Flag rule insults Canada at Vimy's 100th
Vimy Ridge is sacred soil, consecrated by thousands of Canadians, and given to our country by a grateful France. Yet on this ridge purchased by Canadian blood, the Canadian flag was not allowed to take the place of honour at ceremonies marking the centennial of one of our greatest achievements.
Ottawa insists that royal flags always take precedence. And there were royals aplenty. Three princes arrived from Britain. Each had his own personal flag which, says the Department of Canadian Heritage, comes before the Canadian flag. This rule applies to the flags of ALL members of Britain's royal family.
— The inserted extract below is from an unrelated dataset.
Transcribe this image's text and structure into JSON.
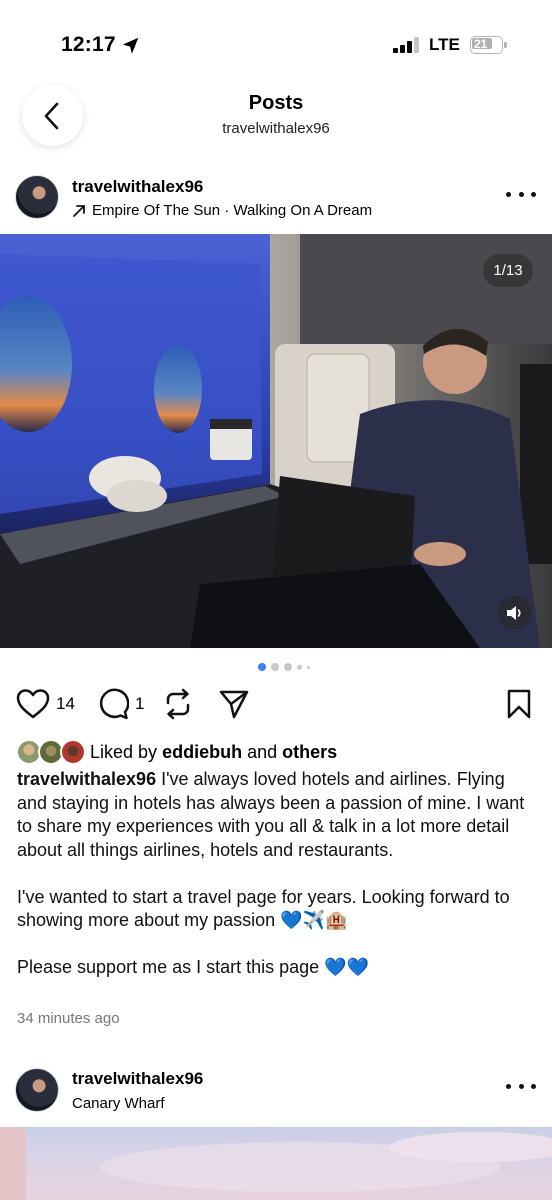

Here at home, the rule is implemented even more widely. It demotes our national flag for personal vice-regal ones--the flags of the governor general and the 10 lieutenant-governors--often removing our flag altogether. As we ushered in our 150th year on January 1, Governor General David Johnston was on Parliament Hill. Because of that, the Canadian flag was quietly removed from the top of the Peace Tower and replaced with his blue banner. This happens even on our highest patriotic day, the First of July. And protocol requires it anywhere one of these officials is on business, or if a British royal is anyplace in the country.
A hundred years ago, we unquestioningly went to war when the motherland asked. We fought as children of an empire for 'king and country', under British command and to British plans at Vimy. But by many accounts, Canada's victory over Germany there, also won us our independence from Britain. Our foreign policy would no longer be decided in London, and by 1931, we were a self-governing dominion. Citizenship followed, then judicial autonomy, our own flag, the Constitution, and the Charter.
We're an independent nation, yet act as a colony. No Canadian has ever appeared on a first-class definitive postage stamp. No coin has ever featured a Canadian on its 'heads' side. No Canadian will yet have appeared on the $20 bill, our most popular. No law prevents us celebrating our people in any of these ways. Yet only monarchs from Britain have occupied these honoured Canadian places -- for over 100 years. Now, in our 150th year, the banners of residents of British palaces continue to usurp the Maple Leaf.
We are not the Canada of 1917. That's why it's insulting that our flag did not take precedence on its own turf at last weekend's Vimy ceremonies. Our boys took that high ground a century ago, and never gave it back. So must we ensure the Maple Leaf never surrenders its position to any other flag. And as we mark a century and a half of nationhood, it behooves the federal government to honour Canadians on our coins and stamps, and to fix an antiquated rule so the Canadian flag always takes first place in its own country -- including at that piece of Canada called Vimy Ridge.
(Editor’s note: An online petition to "Put the Canadian flag first" can be found on Google. It will be presented to Parliament. Mr Adam asks readers to sign online.)